This should give us pause, don't you think?

Anonymous said...

Bill Gates is turning or has always secretly been a communist which is just part of the New World Order agenda of the Bilderberg Group. Communist China and Communist Russia were both originally financed by Western and European banks. Creating a police state and One World Government is the real agenda of his 'generous' donation.

Anonymous said...

Gates has been good at capitalizing on publicity, for sure.

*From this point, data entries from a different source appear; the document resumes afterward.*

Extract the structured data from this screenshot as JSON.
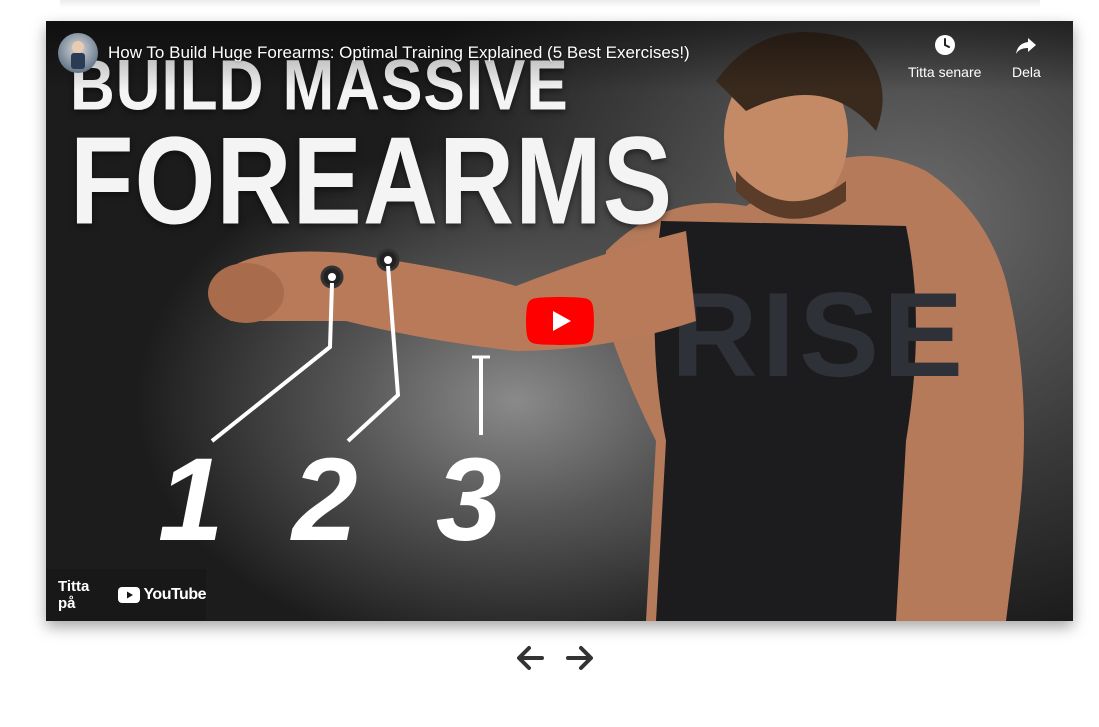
{
  "video": {
    "title": "How To Build Huge Forearms: Optimal Training Explained (5 Best Exercises!)",
    "thumbnail": {
      "headline_line1": "BUILD MASSIVE",
      "headline_line2": "FOREARMS",
      "numbers": [
        "1",
        "2",
        "3"
      ],
      "shirt_text": "RISE"
    }
  },
  "actions": {
    "watch_later_label": "Titta senare",
    "share_label": "Dela"
  },
  "watch_on": {
    "label": "Titta på",
    "logo_text": "YouTube"
  },
  "icons": {
    "watch_later": "clock-icon",
    "share": "share-arrow-icon",
    "play": "play-icon",
    "youtube": "youtube-logo",
    "prev": "arrow-left-icon",
    "next": "arrow-right-icon"
  },
  "colors": {
    "play_red": "#ff0000",
    "nav_arrows": "#333333"
  }
}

As previously stated he was not responsible for any real innovation but managed to capitalize and some might even say steal the work of others to get where he is. After becoming the richest man in the world, he's gone around the world telling others that they should be MORE charitable while he only gives away a tiny fraction of his own wealth.

Then he argues that we need to bring better industry (read technology) to third world countries, where he will no doubt sell more copies of Windows. I would think a truly charitable man in his position would have given away a free version of Windows operating system to the poor so they could have access to the same resources that the wealthy enjoy. He hasn't even done that! It would have cost him almost nothing!

To the contrary, he's mercilessly gone after the phantom of piracy that's primarily a bunch of kids sharing copies of CD's that they can't afford. He's selecting out the poorest people and criminalizing them when he could be giving them something for free that they really do need.

One last point: I've given to charity many, many times. Never once have i asked for a receipt or written these donations off on my taxes. I simply did it because it was the right thing to do. How many times do you think Gates has given, and asked nothing in return?